Wheaton welcomes male students
The July 1872 Rushlight reported that Mrs. Metcalf had tutored Harry Cobb, son of the Steward and Horsemanship teacher, and another girl and boy from Norton, every morning in her office. The Rushlight editor opined that “with the approval of the trustees the halls of Wheaton will probably soon be opened wide to both sexes.” Instead, Cobb was formally enrolled in regular French and drawing courses in 1873-74.
More remarkable, during the period of 1870s and early 1880s, approximately ten young Norton men were enrolled in the regular Seminary program. None of these males received degrees from Wheaton, although several remained long enough to advance from the preparatory course through the junior and junior middle classes. By completing the second year of Wheaton’s curriculum, they were ready for admission to any American college or university, the very purpose for their enrollment.
Although the first names of these young men did not appear in the student lists in the catalogues, an occasional sublisting of those taking special courses such as French, Latin, or drawing inadvertently used their first names. At no time were there more than six male students.
What was behind this temporary change in admission policy? Laban E. Wild, the son of George Wild Sr., was one of the young men who attended Wheaton for four years. Not only did he share the first name of Eliza Baylies Wheaton’s late husband and adopted son, his father was a cousin of Laban Morey Wheaton and acted as his business agent and secretary. George Wild, and later his son Alfred continued to perform these functions for Mrs. Wheaton. Young Laban Wild needed to prepare for admission to Brown University, and because Norton lacked a high school, attending Wheaton Seminary was his only means of obtaining the educational background he needed. His family’s connection to Mrs. Wheaton guaranteed that he would be granted special consideration, but he would not have been allowed to be the lone boy attending the Seminary. Other young men of his age were no doubt invited to join him at Wheaton.
Paul C. Helmreich, Wheaton Professor of History Emeritus, and author of Wheaton College, 1834-1957: a Massachusetts Family Affair, has identified other reasons for the Seminary’s 19th century experiment with coeducation. In April 1873, Mrs. Wheaton offered a gift of $12,000 toward boarding facilities, and three months later the Board resolved to “enlarge the accommodations in this Seminary as the emergencies of the institution and progress of education demand.” Why? Perhaps they knew that Wellesley and Smith Colleges would soon open with established endowments and offering Bachelor’s degrees to women, creating serious competition for Wheaton. Perhaps they realized that the larger towns surrounding Norton (Mansfield, Taunton, Easton and Attleboro) had high schools, while Norton and towns to the south (Dighton, Rehoboth, Berkley and Swansea) did not. The Trustees may have considered filling this gap for young men as a means to increase Wheaton’s enrollments and income, as well as the Seminary's reach and influence. The Trustees minutes never actually mention coeducation. Why not? Perhaps they acknowledged that few men would choose to obtain a Seminary certificate rather than a college degree, and were not, at the time, prepared for the inevitable result of Wheaton becoming a college preparatory school.

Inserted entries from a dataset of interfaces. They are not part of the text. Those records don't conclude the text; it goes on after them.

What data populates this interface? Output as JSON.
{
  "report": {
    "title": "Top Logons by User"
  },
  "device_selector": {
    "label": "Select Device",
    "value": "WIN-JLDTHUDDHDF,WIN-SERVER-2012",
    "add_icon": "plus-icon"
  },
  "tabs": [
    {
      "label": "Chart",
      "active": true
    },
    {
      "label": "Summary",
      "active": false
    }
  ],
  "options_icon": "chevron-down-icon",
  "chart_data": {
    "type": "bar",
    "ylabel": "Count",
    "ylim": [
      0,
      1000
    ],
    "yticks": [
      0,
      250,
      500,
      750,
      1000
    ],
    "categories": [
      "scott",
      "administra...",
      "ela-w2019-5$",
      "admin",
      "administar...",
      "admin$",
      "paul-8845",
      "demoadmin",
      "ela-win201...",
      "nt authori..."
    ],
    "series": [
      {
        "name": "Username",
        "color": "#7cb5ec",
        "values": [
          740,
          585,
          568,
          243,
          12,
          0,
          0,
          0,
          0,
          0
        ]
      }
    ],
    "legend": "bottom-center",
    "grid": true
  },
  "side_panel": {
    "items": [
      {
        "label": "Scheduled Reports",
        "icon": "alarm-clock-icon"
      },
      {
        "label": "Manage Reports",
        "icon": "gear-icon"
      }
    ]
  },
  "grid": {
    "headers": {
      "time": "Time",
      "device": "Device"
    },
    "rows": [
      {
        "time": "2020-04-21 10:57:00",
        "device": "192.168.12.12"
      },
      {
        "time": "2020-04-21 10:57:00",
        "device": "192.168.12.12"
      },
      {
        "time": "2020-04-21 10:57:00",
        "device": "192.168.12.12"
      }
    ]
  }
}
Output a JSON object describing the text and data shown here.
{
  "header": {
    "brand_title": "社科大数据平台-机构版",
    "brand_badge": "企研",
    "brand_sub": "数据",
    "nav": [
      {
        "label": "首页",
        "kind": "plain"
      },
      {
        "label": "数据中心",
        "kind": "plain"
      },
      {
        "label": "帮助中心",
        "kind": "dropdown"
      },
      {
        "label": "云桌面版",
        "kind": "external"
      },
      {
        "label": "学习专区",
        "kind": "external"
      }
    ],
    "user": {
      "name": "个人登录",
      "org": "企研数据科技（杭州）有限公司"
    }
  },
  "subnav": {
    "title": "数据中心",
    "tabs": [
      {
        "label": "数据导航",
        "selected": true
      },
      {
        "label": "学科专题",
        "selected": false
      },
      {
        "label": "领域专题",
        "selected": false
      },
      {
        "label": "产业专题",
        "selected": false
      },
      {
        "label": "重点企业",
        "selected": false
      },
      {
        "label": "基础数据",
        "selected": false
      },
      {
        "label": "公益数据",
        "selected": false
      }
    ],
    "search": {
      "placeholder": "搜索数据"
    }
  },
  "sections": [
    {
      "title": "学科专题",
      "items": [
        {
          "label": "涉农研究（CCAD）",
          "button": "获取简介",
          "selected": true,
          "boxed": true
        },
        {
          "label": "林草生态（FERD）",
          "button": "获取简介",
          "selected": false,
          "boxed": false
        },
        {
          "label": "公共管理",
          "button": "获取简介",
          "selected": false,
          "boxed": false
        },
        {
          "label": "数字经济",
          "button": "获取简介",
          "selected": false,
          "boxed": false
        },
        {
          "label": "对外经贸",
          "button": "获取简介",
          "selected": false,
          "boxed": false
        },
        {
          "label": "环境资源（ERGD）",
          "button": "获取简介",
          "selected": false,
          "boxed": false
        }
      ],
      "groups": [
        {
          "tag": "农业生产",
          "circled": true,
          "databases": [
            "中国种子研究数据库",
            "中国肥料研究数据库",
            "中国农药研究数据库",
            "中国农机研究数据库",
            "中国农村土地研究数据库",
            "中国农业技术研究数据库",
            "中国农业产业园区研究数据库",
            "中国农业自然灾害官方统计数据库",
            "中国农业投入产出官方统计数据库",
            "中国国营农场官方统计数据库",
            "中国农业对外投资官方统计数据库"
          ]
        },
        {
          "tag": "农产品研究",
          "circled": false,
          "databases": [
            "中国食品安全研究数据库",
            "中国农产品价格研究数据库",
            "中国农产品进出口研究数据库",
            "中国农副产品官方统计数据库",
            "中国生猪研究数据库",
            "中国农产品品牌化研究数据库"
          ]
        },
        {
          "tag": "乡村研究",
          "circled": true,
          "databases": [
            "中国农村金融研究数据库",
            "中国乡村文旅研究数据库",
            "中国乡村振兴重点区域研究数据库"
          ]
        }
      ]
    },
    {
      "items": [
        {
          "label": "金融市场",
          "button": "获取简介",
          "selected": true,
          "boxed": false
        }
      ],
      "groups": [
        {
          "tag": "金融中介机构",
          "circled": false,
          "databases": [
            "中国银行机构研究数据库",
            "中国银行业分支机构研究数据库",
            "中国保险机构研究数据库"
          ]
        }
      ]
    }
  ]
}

For further details, see Paul C. Helmriech, Wheaton College, 1834-1957: A Massachusetts Family Affair, Cornwall Books, 2002.